■ PROBLEM DESCRIPTION:
Please find all lines in the data that hold the string "botan" and copy them.
═════ MATERIAL FOR THE TASK
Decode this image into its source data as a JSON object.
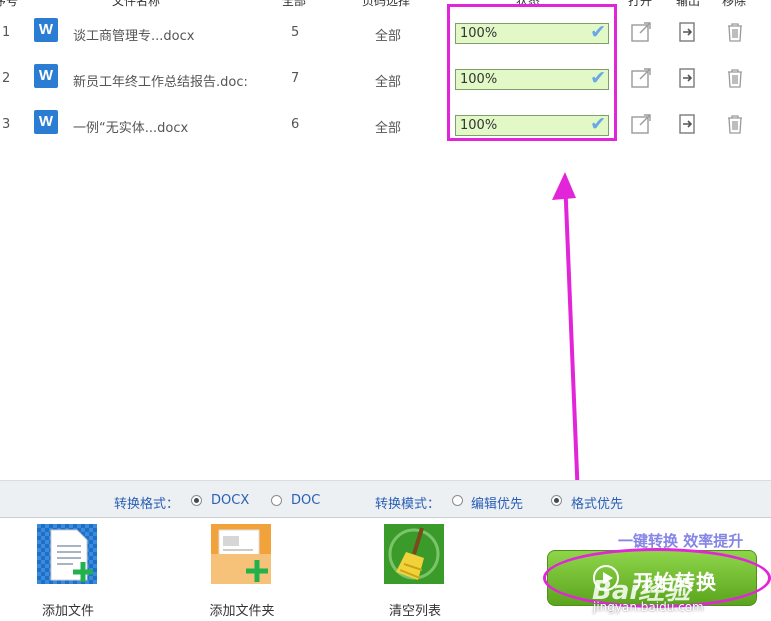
{
  "header": {
    "index": "序号",
    "filename": "文件名称",
    "pages": "全部",
    "range": "页码选择",
    "status": "状态",
    "open": "打开",
    "output": "输出",
    "remove": "移除"
  },
  "files": [
    {
      "index": "1",
      "icon": "W",
      "name": "谈工商管理专...docx",
      "pages": "5",
      "range": "全部",
      "progress": 100,
      "status": "100%"
    },
    {
      "index": "2",
      "icon": "W",
      "name": "新员工年终工作总结报告.doc:",
      "pages": "7",
      "range": "全部",
      "progress": 100,
      "status": "100%"
    },
    {
      "index": "3",
      "icon": "W",
      "name": "一例“无实体...docx",
      "pages": "6",
      "range": "全部",
      "progress": 100,
      "status": "100%"
    }
  ],
  "options": {
    "format_label": "转换格式：",
    "format_docx": "DOCX",
    "format_doc": "DOC",
    "format_selected": "DOCX",
    "mode_label": "转换模式：",
    "mode_edit": "编辑优先",
    "mode_layout": "格式优先",
    "mode_selected": "格式优先"
  },
  "toolbar": {
    "add_file": "添加文件",
    "add_folder": "添加文件夹",
    "clear_list": "清空列表",
    "slogan": "一键转换  效率提升",
    "start": "开始转换"
  },
  "watermark": {
    "brand": "Bai经验",
    "url": "jingyan.baidu.com"
  },
  "colors": {
    "annotation": "#e225d9",
    "progress_fill": "#e2f9c7",
    "start_button": "#6cbd2c",
    "word_icon": "#2b7cd3",
    "link_blue": "#2a5fb5"
  }
}
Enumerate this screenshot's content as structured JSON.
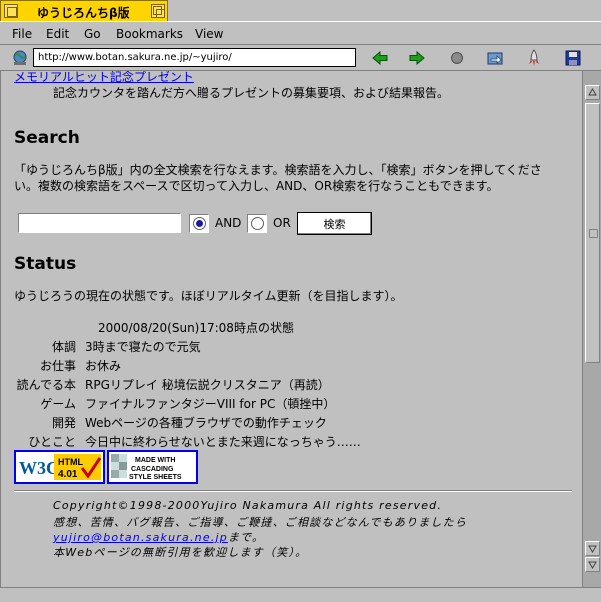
{
  "window": {
    "title": "ゆうじろんちβ版"
  },
  "menu": [
    "File",
    "Edit",
    "Go",
    "Bookmarks",
    "View"
  ],
  "toolbar": {
    "url": "http://www.botan.sakura.ne.jp/~yujiro/"
  },
  "content": {
    "top_link": "メモリアルヒット記念プレゼント",
    "top_desc": "記念カウンタを踏んだ方へ贈るプレゼントの募集要項、および結果報告。",
    "search": {
      "heading": "Search",
      "desc_line1": "「ゆうじろんちβ版」内の全文検索を行なえます。検索語を入力し、「検索」ボタンを押してくださ",
      "desc_line2": "い。複数の検索語をスペースで区切って入力し、AND、OR検索を行なうこともできます。",
      "input_value": "",
      "and_label": "AND",
      "or_label": "OR",
      "button_label": "検索"
    },
    "status": {
      "heading": "Status",
      "desc": "ゆうじろうの現在の状態です。ほぼリアルタイム更新（を目指します）。",
      "timestamp": "2000/08/20(Sun)17:08時点の状態",
      "rows": [
        {
          "label": "体調",
          "value": "3時まで寝たので元気"
        },
        {
          "label": "お仕事",
          "value": "お休み"
        },
        {
          "label": "読んでる本",
          "value": "RPGリプレイ 秘境伝説クリスタニア（再読）"
        },
        {
          "label": "ゲーム",
          "value": "ファイナルファンタジーVIII for PC（頓挫中）"
        },
        {
          "label": "開発",
          "value": "Webページの各種ブラウザでの動作チェック"
        },
        {
          "label": "ひとこと",
          "value": "今日中に終わらせないとまた来週になっちゃう……"
        }
      ]
    },
    "badges": {
      "w3c_text": "W3C",
      "html_text": "HTML",
      "html_version": "4.01",
      "css_line1": "MADE WITH",
      "css_line2": "CASCADING",
      "css_line3": "STYLE SHEETS"
    },
    "footer": {
      "line1": "Copyright©1998-2000Yujiro Nakamura All rights reserved.",
      "line2": "感想、苦情、バグ報告、ご指導、ご鞭撻、ご相談などなんでもありましたら",
      "email": "yujiro@botan.sakura.ne.jp",
      "line3_suffix": "まで。",
      "line4": "本Webページの無断引用を歓迎します（笑）。"
    }
  },
  "colors": {
    "title_tab": "#ffd400",
    "link": "#0000ee",
    "chrome": "#c0c0c0"
  }
}
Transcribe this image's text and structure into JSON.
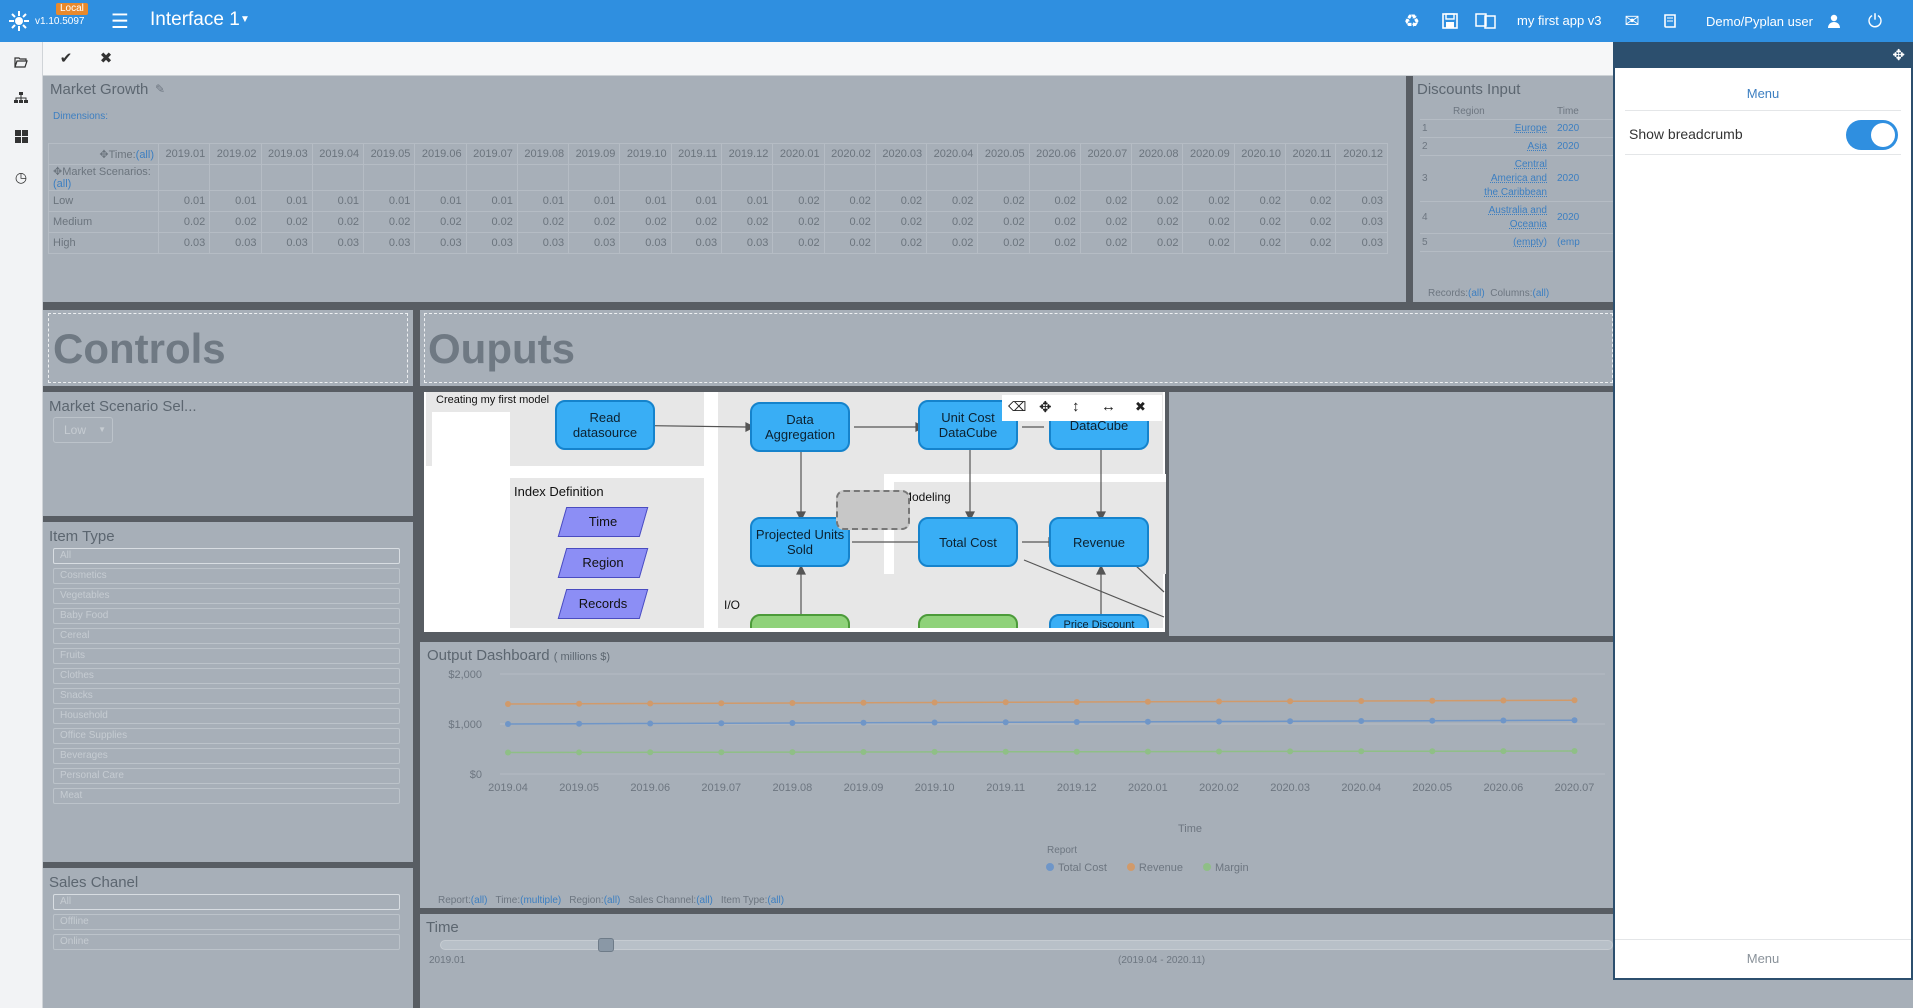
{
  "topbar": {
    "version": "v1.10.5097",
    "local_badge": "Local",
    "interface_title": "Interface 1",
    "app_name": "my first app v3",
    "user": "Demo/Pyplan user"
  },
  "toolbar": {
    "accept_icon": "check-icon",
    "cancel_icon": "close-icon"
  },
  "market_growth": {
    "title": "Market Growth",
    "dimensions_label": "Dimensions:",
    "time_label": "Time:",
    "time_filter": "(all)",
    "scenario_label": "Market Scenarios:",
    "scenario_filter": "(all)",
    "columns": [
      "2019.01",
      "2019.02",
      "2019.03",
      "2019.04",
      "2019.05",
      "2019.06",
      "2019.07",
      "2019.08",
      "2019.09",
      "2019.10",
      "2019.11",
      "2019.12",
      "2020.01",
      "2020.02",
      "2020.03",
      "2020.04",
      "2020.05",
      "2020.06",
      "2020.07",
      "2020.08",
      "2020.09",
      "2020.10",
      "2020.11",
      "2020.12"
    ],
    "rows": [
      {
        "label": "Low",
        "values": [
          "0.01",
          "0.01",
          "0.01",
          "0.01",
          "0.01",
          "0.01",
          "0.01",
          "0.01",
          "0.01",
          "0.01",
          "0.01",
          "0.01",
          "0.02",
          "0.02",
          "0.02",
          "0.02",
          "0.02",
          "0.02",
          "0.02",
          "0.02",
          "0.02",
          "0.02",
          "0.02",
          "0.03"
        ]
      },
      {
        "label": "Medium",
        "values": [
          "0.02",
          "0.02",
          "0.02",
          "0.02",
          "0.02",
          "0.02",
          "0.02",
          "0.02",
          "0.02",
          "0.02",
          "0.02",
          "0.02",
          "0.02",
          "0.02",
          "0.02",
          "0.02",
          "0.02",
          "0.02",
          "0.02",
          "0.02",
          "0.02",
          "0.02",
          "0.02",
          "0.03"
        ]
      },
      {
        "label": "High",
        "values": [
          "0.03",
          "0.03",
          "0.03",
          "0.03",
          "0.03",
          "0.03",
          "0.03",
          "0.03",
          "0.03",
          "0.03",
          "0.03",
          "0.03",
          "0.02",
          "0.02",
          "0.02",
          "0.02",
          "0.02",
          "0.02",
          "0.02",
          "0.02",
          "0.02",
          "0.02",
          "0.02",
          "0.03"
        ]
      }
    ]
  },
  "discounts": {
    "title": "Discounts Input",
    "headers": [
      "Region",
      "Time"
    ],
    "rows": [
      {
        "n": "1",
        "region": "Europe",
        "time": "2020"
      },
      {
        "n": "2",
        "region": "Asia",
        "time": "2020"
      },
      {
        "n": "3",
        "region": "Central America and the Caribbean",
        "time": "2020"
      },
      {
        "n": "4",
        "region": "Australia and Oceania",
        "time": "2020"
      },
      {
        "n": "5",
        "region": "(empty)",
        "time": "(emp"
      }
    ],
    "records_label": "Records:",
    "records_filter": "(all)",
    "columns_label": "Columns:",
    "columns_filter": "(all)"
  },
  "controls": {
    "title": "Controls",
    "market_scenario_title": "Market Scenario Sel...",
    "market_scenario_value": "Low",
    "item_type_title": "Item Type",
    "item_types": [
      "All",
      "Cosmetics",
      "Vegetables",
      "Baby Food",
      "Cereal",
      "Fruits",
      "Clothes",
      "Snacks",
      "Household",
      "Office Supplies",
      "Beverages",
      "Personal Care",
      "Meat"
    ],
    "sales_channel_title": "Sales Chanel",
    "sales_channels": [
      "All",
      "Offline",
      "Online"
    ]
  },
  "outputs": {
    "title": "Ouputs",
    "diagram": {
      "model_title": "Creating my first model",
      "index_title": "Index Definition",
      "modeling_label": "Modeling",
      "io_label": "I/O",
      "nodes": {
        "read": "Read datasource",
        "aggregation": "Data Aggregation",
        "unit_cost": "Unit Cost DataCube",
        "datacube": "DataCube",
        "projected": "Projected Units Sold",
        "total_cost": "Total Cost",
        "revenue": "Revenue",
        "price_partial": "Price Discount"
      },
      "indexes": [
        "Time",
        "Region",
        "Records"
      ]
    },
    "dashboard": {
      "title": "Output Dashboard",
      "subtitle": "( millions $)",
      "filters": [
        {
          "label": "Report:",
          "value": "(all)"
        },
        {
          "label": "Time:",
          "value": "(multiple)"
        },
        {
          "label": "Region:",
          "value": "(all)"
        },
        {
          "label": "Sales Channel:",
          "value": "(all)"
        },
        {
          "label": "Item Type:",
          "value": "(all)"
        }
      ]
    },
    "time_slider": {
      "title": "Time",
      "start_label": "2019.01",
      "range_label": "(2019.04 - 2020.11)",
      "position": 0.02
    }
  },
  "chart_data": {
    "type": "line",
    "title": "Output Dashboard",
    "xlabel": "Time",
    "ylabel": "",
    "x": [
      "2019.04",
      "2019.05",
      "2019.06",
      "2019.07",
      "2019.08",
      "2019.09",
      "2019.10",
      "2019.11",
      "2019.12",
      "2020.01",
      "2020.02",
      "2020.03",
      "2020.04",
      "2020.05",
      "2020.06",
      "2020.07"
    ],
    "ylim": [
      0,
      2000
    ],
    "yticks": [
      "$0",
      "$1,000",
      "$2,000"
    ],
    "legend_title": "Report",
    "legend_position": "bottom",
    "series": [
      {
        "name": "Total Cost",
        "color": "#6f96c8",
        "values": [
          1000,
          1005,
          1010,
          1015,
          1020,
          1025,
          1030,
          1035,
          1040,
          1045,
          1050,
          1055,
          1060,
          1065,
          1070,
          1075
        ]
      },
      {
        "name": "Revenue",
        "color": "#d19a6a",
        "values": [
          1400,
          1405,
          1410,
          1415,
          1420,
          1425,
          1430,
          1435,
          1440,
          1445,
          1450,
          1455,
          1460,
          1465,
          1470,
          1475
        ]
      },
      {
        "name": "Margin",
        "color": "#8fbf86",
        "values": [
          430,
          432,
          434,
          436,
          438,
          440,
          442,
          444,
          446,
          448,
          450,
          452,
          454,
          456,
          458,
          460
        ]
      }
    ]
  },
  "drawer": {
    "menu_title": "Menu",
    "breadcrumb_label": "Show breadcrumb",
    "breadcrumb_on": true,
    "footer_label": "Menu"
  }
}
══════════
■ SOLUTION TO THE PROBLEM:
    "url": "http://www.botan.sakura.ne.jp/~yujiro/"
      "email": "yujiro@botan.sakura.ne.jp",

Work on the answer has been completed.